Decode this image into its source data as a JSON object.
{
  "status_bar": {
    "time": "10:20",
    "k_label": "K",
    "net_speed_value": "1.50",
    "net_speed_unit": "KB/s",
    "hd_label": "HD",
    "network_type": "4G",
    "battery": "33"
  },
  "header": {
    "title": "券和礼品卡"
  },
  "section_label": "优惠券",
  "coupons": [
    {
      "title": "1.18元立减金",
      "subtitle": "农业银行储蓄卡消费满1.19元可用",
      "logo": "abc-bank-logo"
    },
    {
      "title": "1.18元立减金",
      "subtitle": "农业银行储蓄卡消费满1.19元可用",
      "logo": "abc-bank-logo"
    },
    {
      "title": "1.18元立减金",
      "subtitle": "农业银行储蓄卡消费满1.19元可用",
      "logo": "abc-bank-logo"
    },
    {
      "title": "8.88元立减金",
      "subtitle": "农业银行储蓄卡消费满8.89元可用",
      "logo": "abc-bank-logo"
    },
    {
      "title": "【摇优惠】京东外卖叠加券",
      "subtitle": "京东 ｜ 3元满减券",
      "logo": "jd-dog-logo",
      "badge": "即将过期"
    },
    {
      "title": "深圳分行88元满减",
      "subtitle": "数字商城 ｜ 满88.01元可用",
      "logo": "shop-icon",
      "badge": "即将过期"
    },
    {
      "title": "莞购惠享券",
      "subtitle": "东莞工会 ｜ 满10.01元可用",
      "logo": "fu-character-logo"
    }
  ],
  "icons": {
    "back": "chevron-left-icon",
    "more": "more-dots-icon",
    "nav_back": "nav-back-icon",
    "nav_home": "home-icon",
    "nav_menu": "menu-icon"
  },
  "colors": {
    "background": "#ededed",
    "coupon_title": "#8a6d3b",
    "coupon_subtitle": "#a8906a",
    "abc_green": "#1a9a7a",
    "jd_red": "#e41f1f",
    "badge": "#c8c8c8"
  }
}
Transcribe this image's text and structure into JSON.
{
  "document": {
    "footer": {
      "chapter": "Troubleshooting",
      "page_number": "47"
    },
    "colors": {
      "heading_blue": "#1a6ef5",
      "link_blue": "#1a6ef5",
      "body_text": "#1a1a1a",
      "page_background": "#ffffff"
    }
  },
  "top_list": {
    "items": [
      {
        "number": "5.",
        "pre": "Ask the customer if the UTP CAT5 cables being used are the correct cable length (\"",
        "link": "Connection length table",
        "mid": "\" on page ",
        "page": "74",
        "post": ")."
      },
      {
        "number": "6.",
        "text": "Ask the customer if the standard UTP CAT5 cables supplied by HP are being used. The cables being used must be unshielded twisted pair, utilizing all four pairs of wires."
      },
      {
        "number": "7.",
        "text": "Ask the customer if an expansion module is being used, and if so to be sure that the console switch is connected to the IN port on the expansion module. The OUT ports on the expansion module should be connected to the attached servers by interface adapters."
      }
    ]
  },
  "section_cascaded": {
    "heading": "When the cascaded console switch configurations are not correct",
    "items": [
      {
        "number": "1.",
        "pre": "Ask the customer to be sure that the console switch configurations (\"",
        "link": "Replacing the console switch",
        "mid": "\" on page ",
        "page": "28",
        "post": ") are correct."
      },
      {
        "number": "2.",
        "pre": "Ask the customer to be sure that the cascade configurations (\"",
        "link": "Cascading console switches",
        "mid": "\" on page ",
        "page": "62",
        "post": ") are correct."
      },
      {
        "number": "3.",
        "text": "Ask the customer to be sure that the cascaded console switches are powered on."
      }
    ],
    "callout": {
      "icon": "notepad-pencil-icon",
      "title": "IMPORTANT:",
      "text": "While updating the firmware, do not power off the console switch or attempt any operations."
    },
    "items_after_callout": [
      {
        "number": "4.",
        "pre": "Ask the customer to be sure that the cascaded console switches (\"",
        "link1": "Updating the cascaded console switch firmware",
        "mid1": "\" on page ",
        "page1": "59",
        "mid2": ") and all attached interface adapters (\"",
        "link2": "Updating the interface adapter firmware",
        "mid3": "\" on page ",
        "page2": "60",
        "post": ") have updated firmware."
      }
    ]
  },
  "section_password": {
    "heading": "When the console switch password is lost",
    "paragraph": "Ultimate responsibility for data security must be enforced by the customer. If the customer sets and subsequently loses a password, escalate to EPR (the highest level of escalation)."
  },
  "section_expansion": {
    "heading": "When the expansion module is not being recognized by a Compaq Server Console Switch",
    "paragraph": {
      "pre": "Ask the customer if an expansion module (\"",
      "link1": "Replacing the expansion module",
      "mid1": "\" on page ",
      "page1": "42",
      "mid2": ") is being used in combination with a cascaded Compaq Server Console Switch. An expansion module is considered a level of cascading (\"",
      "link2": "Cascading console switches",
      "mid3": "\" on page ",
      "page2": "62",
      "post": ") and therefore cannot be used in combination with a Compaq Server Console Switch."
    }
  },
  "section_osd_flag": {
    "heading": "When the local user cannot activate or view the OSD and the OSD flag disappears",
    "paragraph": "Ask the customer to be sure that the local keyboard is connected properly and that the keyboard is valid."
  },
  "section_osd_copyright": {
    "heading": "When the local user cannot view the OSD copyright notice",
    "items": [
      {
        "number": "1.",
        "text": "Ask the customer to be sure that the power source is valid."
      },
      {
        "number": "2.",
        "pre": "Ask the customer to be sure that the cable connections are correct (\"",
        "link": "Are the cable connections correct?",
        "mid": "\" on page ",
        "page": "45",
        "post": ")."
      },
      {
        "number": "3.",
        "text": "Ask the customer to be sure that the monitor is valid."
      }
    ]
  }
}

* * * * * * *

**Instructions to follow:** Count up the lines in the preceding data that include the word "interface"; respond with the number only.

**Exercise answer:** 3